TASK DETAILS: Each entry should be repeated exactly. Its pictures should not be.

--------------------------------------------------

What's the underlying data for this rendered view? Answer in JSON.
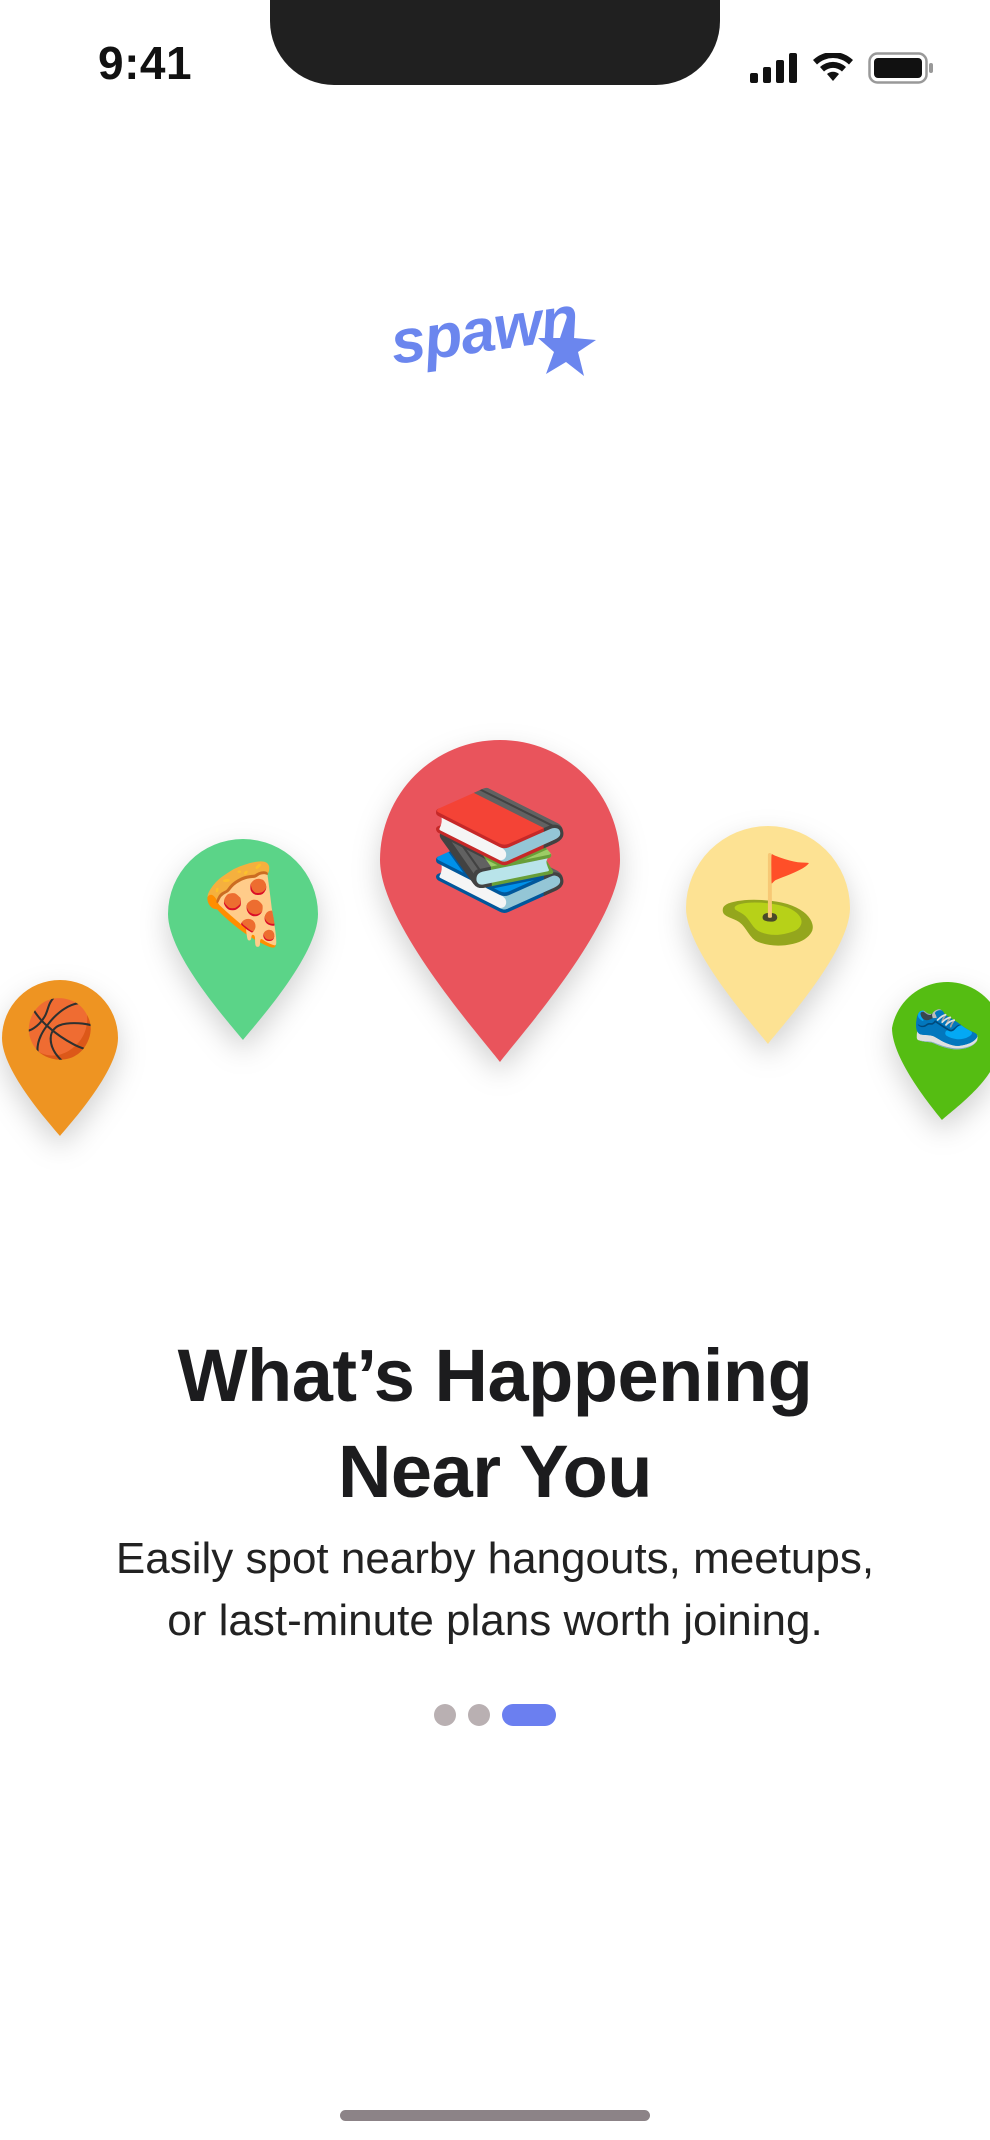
{
  "status_bar": {
    "time": "9:41"
  },
  "logo": {
    "text": "spawn",
    "color": "#6b86ee"
  },
  "pins": [
    {
      "name": "basketball",
      "emoji": "🏀",
      "color": "#ee9422"
    },
    {
      "name": "pizza",
      "emoji": "🍕",
      "color": "#5bd488"
    },
    {
      "name": "books",
      "emoji": "📚",
      "color": "#e9545c"
    },
    {
      "name": "golf",
      "emoji": "⛳",
      "color": "#fde293"
    },
    {
      "name": "sneaker",
      "emoji": "👟",
      "color": "#55bd12"
    }
  ],
  "onboarding": {
    "title_line1": "What’s Happening",
    "title_line2": "Near You",
    "subtitle_line1": "Easily spot nearby hangouts, meetups,",
    "subtitle_line2": "or last-minute plans worth joining."
  },
  "pagination": {
    "total_pages": 3,
    "current_page": 3,
    "active_color": "#6b7ff0",
    "inactive_color": "#b9b0b2"
  }
}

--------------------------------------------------

TASK ANSWER:
What's the underlying data for this rendered view? Answer in JSON.
{
  "status_bar": {
    "time": "9:41"
  },
  "logo": {
    "text": "spawn",
    "color": "#6b86ee"
  },
  "pins": [
    {
      "name": "basketball",
      "emoji": "🏀",
      "color": "#ee9422"
    },
    {
      "name": "pizza",
      "emoji": "🍕",
      "color": "#5bd488"
    },
    {
      "name": "books",
      "emoji": "📚",
      "color": "#e9545c"
    },
    {
      "name": "golf",
      "emoji": "⛳",
      "color": "#fde293"
    },
    {
      "name": "sneaker",
      "emoji": "👟",
      "color": "#55bd12"
    }
  ],
  "onboarding": {
    "title_line1": "What’s Happening",
    "title_line2": "Near You",
    "subtitle_line1": "Easily spot nearby hangouts, meetups,",
    "subtitle_line2": "or last-minute plans worth joining."
  },
  "pagination": {
    "total_pages": 3,
    "current_page": 3,
    "active_color": "#6b7ff0",
    "inactive_color": "#b9b0b2"
  }
}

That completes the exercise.